Today, the association is called Serious Fun Children’s Network. It comprises 14 camps, one being Flying Horse Farms in Mt. Gilead, Ohio, that provide summer activities where kids can be kids and forget their illnesses for a week.
“We serve children with heart disease of all kinds, including heart transplants, children with all forms of pediatric cancer, kidney disease, severe asthma, children with autoimmune disease, and children with gastrointestinal disease and blood disorders,” says Mimi Dane, Flying Horse Farms’ president and CEO. “We do traditional camp activities like archery, swimming, boating, fishing, arts and crafts, and a canine program.”
Flying Horse Farms was founded in 2009 and became a member of Paul Newman’s Association in 2011. The group serves children ages 7 to 15. This year will be Flying Horse’s third summer season of camp.
These camps hit home for Chuck Fowler when he was first introduced to the Serious Fun Children’s Network by Cleveland Clinic’s head of pediatric cardiology, Dr. Gerard Boyle. Fowler, who is CEO of Fairmount Minerals, a producer of industrial sand, lost his 14-year-old daughter, Angie, to melanoma.

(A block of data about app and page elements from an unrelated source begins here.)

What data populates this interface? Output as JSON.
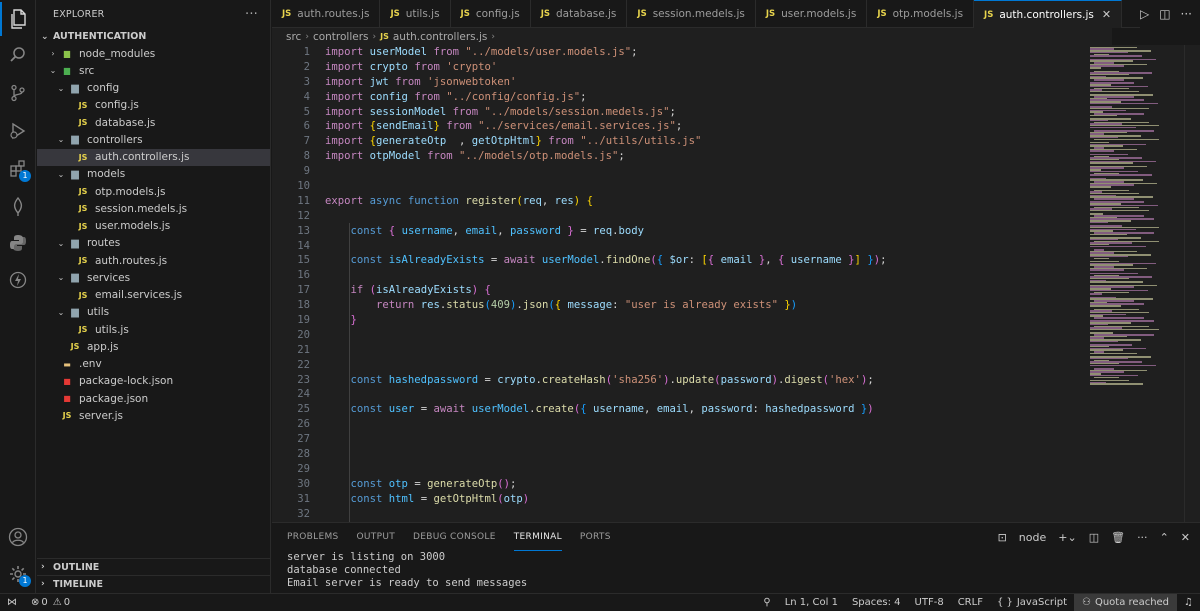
{
  "activity_bar": {
    "extensions_badge": "1",
    "manage_badge": "1"
  },
  "sidebar": {
    "title": "EXPLORER",
    "section": "AUTHENTICATION",
    "tree": [
      {
        "label": "node_modules",
        "type": "folder-nm",
        "depth": 1,
        "chev": "›"
      },
      {
        "label": "src",
        "type": "folder-src",
        "depth": 1,
        "chev": "⌄"
      },
      {
        "label": "config",
        "type": "folder",
        "depth": 2,
        "chev": "⌄"
      },
      {
        "label": "config.js",
        "type": "js",
        "depth": 3,
        "chev": ""
      },
      {
        "label": "database.js",
        "type": "js",
        "depth": 3,
        "chev": ""
      },
      {
        "label": "controllers",
        "type": "folder",
        "depth": 2,
        "chev": "⌄"
      },
      {
        "label": "auth.controllers.js",
        "type": "js",
        "depth": 3,
        "chev": "",
        "selected": true
      },
      {
        "label": "models",
        "type": "folder",
        "depth": 2,
        "chev": "⌄"
      },
      {
        "label": "otp.models.js",
        "type": "js",
        "depth": 3,
        "chev": ""
      },
      {
        "label": "session.medels.js",
        "type": "js",
        "depth": 3,
        "chev": ""
      },
      {
        "label": "user.models.js",
        "type": "js",
        "depth": 3,
        "chev": ""
      },
      {
        "label": "routes",
        "type": "folder",
        "depth": 2,
        "chev": "⌄"
      },
      {
        "label": "auth.routes.js",
        "type": "js",
        "depth": 3,
        "chev": ""
      },
      {
        "label": "services",
        "type": "folder",
        "depth": 2,
        "chev": "⌄"
      },
      {
        "label": "email.services.js",
        "type": "js",
        "depth": 3,
        "chev": ""
      },
      {
        "label": "utils",
        "type": "folder",
        "depth": 2,
        "chev": "⌄"
      },
      {
        "label": "utils.js",
        "type": "js",
        "depth": 3,
        "chev": ""
      },
      {
        "label": "app.js",
        "type": "js",
        "depth": 2,
        "chev": ""
      },
      {
        "label": ".env",
        "type": "env",
        "depth": 1,
        "chev": ""
      },
      {
        "label": "package-lock.json",
        "type": "npm",
        "depth": 1,
        "chev": ""
      },
      {
        "label": "package.json",
        "type": "npm",
        "depth": 1,
        "chev": ""
      },
      {
        "label": "server.js",
        "type": "js",
        "depth": 1,
        "chev": ""
      }
    ],
    "outline": "OUTLINE",
    "timeline": "TIMELINE"
  },
  "tabs": [
    {
      "label": "auth.routes.js"
    },
    {
      "label": "utils.js"
    },
    {
      "label": "config.js"
    },
    {
      "label": "database.js"
    },
    {
      "label": "session.medels.js"
    },
    {
      "label": "user.models.js"
    },
    {
      "label": "otp.models.js"
    },
    {
      "label": "auth.controllers.js",
      "active": true
    }
  ],
  "breadcrumb": [
    "src",
    "controllers",
    "auth.controllers.js"
  ],
  "editor": {
    "line_numbers": [
      "1",
      "2",
      "3",
      "4",
      "5",
      "6",
      "7",
      "8",
      "9",
      "10",
      "11",
      "12",
      "13",
      "14",
      "15",
      "16",
      "17",
      "18",
      "19",
      "20",
      "21",
      "22",
      "23",
      "24",
      "25",
      "26",
      "27",
      "28",
      "29",
      "30",
      "31",
      "32"
    ],
    "lines": [
      [
        [
          "k",
          "import "
        ],
        [
          "v",
          "userModel"
        ],
        [
          "k",
          " from "
        ],
        [
          "s",
          "\"../models/user.models.js\""
        ],
        [
          "t",
          ";"
        ]
      ],
      [
        [
          "k",
          "import "
        ],
        [
          "v",
          "crypto"
        ],
        [
          "k",
          " from "
        ],
        [
          "s",
          "'crypto'"
        ]
      ],
      [
        [
          "k",
          "import "
        ],
        [
          "v",
          "jwt"
        ],
        [
          "k",
          " from "
        ],
        [
          "s",
          "'jsonwebtoken'"
        ]
      ],
      [
        [
          "k",
          "import "
        ],
        [
          "v",
          "config"
        ],
        [
          "k",
          " from "
        ],
        [
          "s",
          "\"../config/config.js\""
        ],
        [
          "t",
          ";"
        ]
      ],
      [
        [
          "k",
          "import "
        ],
        [
          "v",
          "sessionModel"
        ],
        [
          "k",
          " from "
        ],
        [
          "s",
          "\"../models/session.medels.js\""
        ],
        [
          "t",
          ";"
        ]
      ],
      [
        [
          "k",
          "import "
        ],
        [
          "p",
          "{"
        ],
        [
          "v",
          "sendEmail"
        ],
        [
          "p",
          "}"
        ],
        [
          "k",
          " from "
        ],
        [
          "s",
          "\"../services/email.services.js\""
        ],
        [
          "t",
          ";"
        ]
      ],
      [
        [
          "k",
          "import "
        ],
        [
          "p",
          "{"
        ],
        [
          "v",
          "generateOtp  "
        ],
        [
          "t",
          ", "
        ],
        [
          "v",
          "getOtpHtml"
        ],
        [
          "p",
          "}"
        ],
        [
          "k",
          " from "
        ],
        [
          "s",
          "\"../utils/utils.js\""
        ]
      ],
      [
        [
          "k",
          "import "
        ],
        [
          "v",
          "otpModel"
        ],
        [
          "k",
          " from "
        ],
        [
          "s",
          "\"../models/otp.models.js\""
        ],
        [
          "t",
          ";"
        ]
      ],
      [],
      [],
      [
        [
          "k",
          "export "
        ],
        [
          "kw",
          "async function "
        ],
        [
          "f",
          "register"
        ],
        [
          "p",
          "("
        ],
        [
          "v",
          "req"
        ],
        [
          "t",
          ", "
        ],
        [
          "v",
          "res"
        ],
        [
          "p",
          ")"
        ],
        [
          "t",
          " "
        ],
        [
          "p",
          "{"
        ]
      ],
      [],
      [
        [
          "t",
          "    "
        ],
        [
          "kw",
          "const "
        ],
        [
          "p2",
          "{ "
        ],
        [
          "c",
          "username"
        ],
        [
          "t",
          ", "
        ],
        [
          "c",
          "email"
        ],
        [
          "t",
          ", "
        ],
        [
          "c",
          "password"
        ],
        [
          "p2",
          " }"
        ],
        [
          "t",
          " = "
        ],
        [
          "v",
          "req"
        ],
        [
          "t",
          "."
        ],
        [
          "v",
          "body"
        ]
      ],
      [],
      [
        [
          "t",
          "    "
        ],
        [
          "kw",
          "const "
        ],
        [
          "c",
          "isAlreadyExists"
        ],
        [
          "t",
          " = "
        ],
        [
          "k",
          "await "
        ],
        [
          "c",
          "userModel"
        ],
        [
          "t",
          "."
        ],
        [
          "f",
          "findOne"
        ],
        [
          "p2",
          "("
        ],
        [
          "p3",
          "{ "
        ],
        [
          "v",
          "$or"
        ],
        [
          "t",
          ": "
        ],
        [
          "p",
          "["
        ],
        [
          "p2",
          "{ "
        ],
        [
          "v",
          "email"
        ],
        [
          "p2",
          " }"
        ],
        [
          "t",
          ", "
        ],
        [
          "p2",
          "{ "
        ],
        [
          "v",
          "username"
        ],
        [
          "p2",
          " }"
        ],
        [
          "p",
          "]"
        ],
        [
          "p3",
          " }"
        ],
        [
          "p2",
          ")"
        ],
        [
          "t",
          ";"
        ]
      ],
      [],
      [
        [
          "t",
          "    "
        ],
        [
          "k",
          "if "
        ],
        [
          "p2",
          "("
        ],
        [
          "v",
          "isAlreadyExists"
        ],
        [
          "p2",
          ")"
        ],
        [
          "t",
          " "
        ],
        [
          "p2",
          "{"
        ]
      ],
      [
        [
          "t",
          "        "
        ],
        [
          "k",
          "return "
        ],
        [
          "v",
          "res"
        ],
        [
          "t",
          "."
        ],
        [
          "f",
          "status"
        ],
        [
          "p3",
          "("
        ],
        [
          "n",
          "409"
        ],
        [
          "p3",
          ")"
        ],
        [
          "t",
          "."
        ],
        [
          "f",
          "json"
        ],
        [
          "p3",
          "("
        ],
        [
          "p",
          "{ "
        ],
        [
          "v",
          "message"
        ],
        [
          "t",
          ": "
        ],
        [
          "s",
          "\"user is already exists\""
        ],
        [
          "p",
          " }"
        ],
        [
          "p3",
          ")"
        ]
      ],
      [
        [
          "t",
          "    "
        ],
        [
          "p2",
          "}"
        ]
      ],
      [],
      [],
      [],
      [
        [
          "t",
          "    "
        ],
        [
          "kw",
          "const "
        ],
        [
          "c",
          "hashedpassword"
        ],
        [
          "t",
          " = "
        ],
        [
          "v",
          "crypto"
        ],
        [
          "t",
          "."
        ],
        [
          "f",
          "createHash"
        ],
        [
          "p2",
          "("
        ],
        [
          "s",
          "'sha256'"
        ],
        [
          "p2",
          ")"
        ],
        [
          "t",
          "."
        ],
        [
          "f",
          "update"
        ],
        [
          "p2",
          "("
        ],
        [
          "v",
          "password"
        ],
        [
          "p2",
          ")"
        ],
        [
          "t",
          "."
        ],
        [
          "f",
          "digest"
        ],
        [
          "p2",
          "("
        ],
        [
          "s",
          "'hex'"
        ],
        [
          "p2",
          ")"
        ],
        [
          "t",
          ";"
        ]
      ],
      [],
      [
        [
          "t",
          "    "
        ],
        [
          "kw",
          "const "
        ],
        [
          "c",
          "user"
        ],
        [
          "t",
          " = "
        ],
        [
          "k",
          "await "
        ],
        [
          "c",
          "userModel"
        ],
        [
          "t",
          "."
        ],
        [
          "f",
          "create"
        ],
        [
          "p2",
          "("
        ],
        [
          "p3",
          "{ "
        ],
        [
          "v",
          "username"
        ],
        [
          "t",
          ", "
        ],
        [
          "v",
          "email"
        ],
        [
          "t",
          ", "
        ],
        [
          "v",
          "password"
        ],
        [
          "t",
          ": "
        ],
        [
          "v",
          "hashedpassword"
        ],
        [
          "p3",
          " }"
        ],
        [
          "p2",
          ")"
        ]
      ],
      [],
      [],
      [],
      [],
      [
        [
          "t",
          "    "
        ],
        [
          "kw",
          "const "
        ],
        [
          "c",
          "otp"
        ],
        [
          "t",
          " = "
        ],
        [
          "f",
          "generateOtp"
        ],
        [
          "p2",
          "()"
        ],
        [
          "t",
          ";"
        ]
      ],
      [
        [
          "t",
          "    "
        ],
        [
          "kw",
          "const "
        ],
        [
          "c",
          "html"
        ],
        [
          "t",
          " = "
        ],
        [
          "f",
          "getOtpHtml"
        ],
        [
          "p2",
          "("
        ],
        [
          "v",
          "otp"
        ],
        [
          "p2",
          ")"
        ]
      ],
      []
    ]
  },
  "panel": {
    "tabs": [
      "PROBLEMS",
      "OUTPUT",
      "DEBUG CONSOLE",
      "TERMINAL",
      "PORTS"
    ],
    "active_tab": "TERMINAL",
    "terminal_name": "node",
    "terminal_lines": [
      "server is listing on 3000",
      "database connected",
      "Email server is ready to send messages"
    ]
  },
  "statusbar": {
    "errors": "0",
    "warnings": "0",
    "position": "Ln 1, Col 1",
    "spaces": "Spaces: 4",
    "encoding": "UTF-8",
    "eol": "CRLF",
    "language": "JavaScript",
    "quota": "Quota reached"
  },
  "colors": {
    "accent": "#0078d4",
    "background": "#1f1f1f",
    "sidebar": "#181818",
    "js_icon": "#e8d44d"
  }
}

“One of her great desires was to be able to get outside and play rather than be sitting in the hospital room the whole time, and she wasn’t able to do that,” Fowler says.
Fowler has since been extremely active at Flying Horse Farms. He joined the board of directors, the finance committee, and the building and maintenance committee.
“We took this as an opportunity to honor our daughter Angie but also make it possible for other kids to experience camp and the outside and, as Paul Newman said, ‘Raise a little hell,’” Fowler says.
Flying Horse Farms hosts camps for families, a residential camp for the children with serious illnesses and a sibling camp for brothers and sisters who aren’t ill but would still enjoy having fun at camp. Flying Horse offers two things that make it different from most other camps around.
“One is we have a full-time medical staff here,” Dane says. “We have a full-time medical director and a full-time nursing director for each camp that we have.”
The other thing that makes Flying Horse different from most other camps is that because having a child with a serious illness is a big weight on the shoulders of those families, the camps are free of charge.
“As a consequence, we really rely on our corporate donors, our individual donors and fundraising,” she says. “It costs about $2,500 a camper for a person to come to camp.”
Organizations such as Fairmount Minerals and individuals like Chuck Fowler are critical to the work that Flying Horse has done.
“The corporate support that we’ve had, both at the CEO level from Chuck and from Fairmount Minerals, has been invaluable to us,” Dane says. “Chuck has been very supportive with his time, talent and treasure.”
In addition to serving on the board, Fowler and his wife helped put up the capital to get Flying Horse Farms started.
Much of that success depends on the support of Flying Horse Farms’ donors and fundraising efforts. Flying Horse and Fairmount host an area event called Campfire. This year, the event will be held at Severance Hall on April 19.
“It is a celebration of the legacy of Paul Newman and of Flying Horse Farms,” Dane says. “A reception will begin the evening followed by a performance within Severance Hall and then a dinner and dessert reception will be afterward. We will be joined by Clea Newman, Paul’s daughter. ”
The first Campfire event was held in 2011, of which Fairmount Minerals was a presenting sponsor. It will have that role again for the 2013 event. ?